Mammoth being the operative word here, for New York is as dense and diverse a city, as it is chaotic, exotic and simply brilliant, and this is resolutely pronounced in The New York Nobody Knows – Walking 6,000 Miles in the City’s Introduction: ”There are too many ways to analyse the city of New York. One approach is to use its geographical division into boroughs and neighbourhoods and carefully examine each of them. Another approach is to think of the city in terms of categories – Asians, whites, New Yorkers, Brooklynites, organizations, small stores, sports, seniors, children. The city can also be evaluated in terms of issues – immigration, gentrification, crime, and education. Yet another method is to look at New York City as a patchwork of physical spaces. These include streets, buildings, walls, statues, playgrounds, and memorials. All of these lines of inquiry are employed in this book, because each one helps us to better comprehend this complex metropolis.”

Halfway through this book, one does inadvertently find oneself coming to terms with and comprehending New York City in such a way that might not otherwise be possible via other publications. For how else might one find oneself in such a similarly, quixotic and dare I say it, prized persuasion?

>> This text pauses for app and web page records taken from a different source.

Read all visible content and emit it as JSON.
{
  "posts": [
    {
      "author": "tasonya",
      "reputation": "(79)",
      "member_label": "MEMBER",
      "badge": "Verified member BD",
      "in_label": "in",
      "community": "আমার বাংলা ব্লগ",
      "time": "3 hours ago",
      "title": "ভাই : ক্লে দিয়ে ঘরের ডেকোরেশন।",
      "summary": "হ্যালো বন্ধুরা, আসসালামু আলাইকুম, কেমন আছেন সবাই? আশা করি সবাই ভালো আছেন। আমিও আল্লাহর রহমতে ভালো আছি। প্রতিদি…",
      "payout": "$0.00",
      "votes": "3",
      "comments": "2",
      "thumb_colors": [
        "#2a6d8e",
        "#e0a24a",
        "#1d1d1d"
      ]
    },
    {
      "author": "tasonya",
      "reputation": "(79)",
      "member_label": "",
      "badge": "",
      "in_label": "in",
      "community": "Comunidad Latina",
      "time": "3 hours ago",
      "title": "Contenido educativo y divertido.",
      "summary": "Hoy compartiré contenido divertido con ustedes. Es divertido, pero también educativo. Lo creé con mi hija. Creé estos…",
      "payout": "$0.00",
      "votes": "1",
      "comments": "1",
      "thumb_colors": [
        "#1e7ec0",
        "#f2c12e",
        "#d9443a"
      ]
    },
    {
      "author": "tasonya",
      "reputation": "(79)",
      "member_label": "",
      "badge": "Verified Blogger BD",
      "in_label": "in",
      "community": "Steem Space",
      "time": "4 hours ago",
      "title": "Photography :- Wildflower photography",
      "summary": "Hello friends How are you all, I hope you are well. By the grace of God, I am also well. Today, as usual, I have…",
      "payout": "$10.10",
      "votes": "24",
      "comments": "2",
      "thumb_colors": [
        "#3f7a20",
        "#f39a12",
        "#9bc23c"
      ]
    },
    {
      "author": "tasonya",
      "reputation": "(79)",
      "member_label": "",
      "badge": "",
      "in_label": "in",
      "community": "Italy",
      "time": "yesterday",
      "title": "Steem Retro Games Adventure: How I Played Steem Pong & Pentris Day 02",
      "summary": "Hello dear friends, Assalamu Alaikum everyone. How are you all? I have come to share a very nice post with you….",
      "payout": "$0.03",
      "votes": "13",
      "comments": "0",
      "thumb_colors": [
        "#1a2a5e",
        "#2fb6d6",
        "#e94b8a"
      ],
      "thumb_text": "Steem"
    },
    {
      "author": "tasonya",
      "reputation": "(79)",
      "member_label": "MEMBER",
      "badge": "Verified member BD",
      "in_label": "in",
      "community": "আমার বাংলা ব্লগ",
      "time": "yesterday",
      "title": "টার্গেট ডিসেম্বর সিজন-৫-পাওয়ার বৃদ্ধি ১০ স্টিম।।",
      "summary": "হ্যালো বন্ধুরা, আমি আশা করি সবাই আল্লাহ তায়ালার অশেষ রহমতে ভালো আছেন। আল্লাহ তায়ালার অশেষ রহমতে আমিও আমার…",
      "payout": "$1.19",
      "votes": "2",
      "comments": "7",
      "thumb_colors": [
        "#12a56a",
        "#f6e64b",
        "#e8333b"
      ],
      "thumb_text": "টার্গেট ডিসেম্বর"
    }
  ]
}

As Phillip Lopate, author of Waterfront: A Walk Around Manhattan is quoted as saying: ”Helmreich has walked everywhere and read everything pertinent on New York, and has many astute observations about both the essential spirit of the Big Apple and its rapid changes.”

Along with topographical and infrastructure changes, it’s New York’s inexorable social changes that ultimately account for it’s magnetic allure and accountability; segments of which are touched on in chapter two (‘Selling Hot Dogs, Planting Flowers, and Living the Dream – The Newcomers‘): ”[…] groups are aware of their past differences but may wish to seize a fortuitous opportunity to try to repair them. And in that sense the city becomes a hothouse laboratory for conflict resolution, demonstrating that in another context warring groups can live together in harmony. It’s a view that reinforces the most optimistic hopes of the immigrants – namely, that they can leave their age-old conflicts behind them and start over again. Whatever the individual motivations, by the time second-generation immigrants have reached adulthood, they have been here for most of their lives, and cannot relate to conflicts with which they have no real familiarity. At the same time, if group members are taught prejudice, it may take hold.”

Such clear-cut analysis, surely warrants another book in its own right?

Returning to the book in hand however, my one and only gripe is that I wish the collection of twenty-nine, black and white photographs appeared in the book as they were written about, rather than merely being placed together in its centre. As by the time one stumbles upon them, it’s all to easy to forget what they’re in reference to.

But other than that, The New York Nobody Knows really does (socially) traverse the New York nobody knows; while in so doing, invariably opening a menagerie of colourful doors I suspect most people didn’t even know existed. Myself wholeheartedly included.

David Marx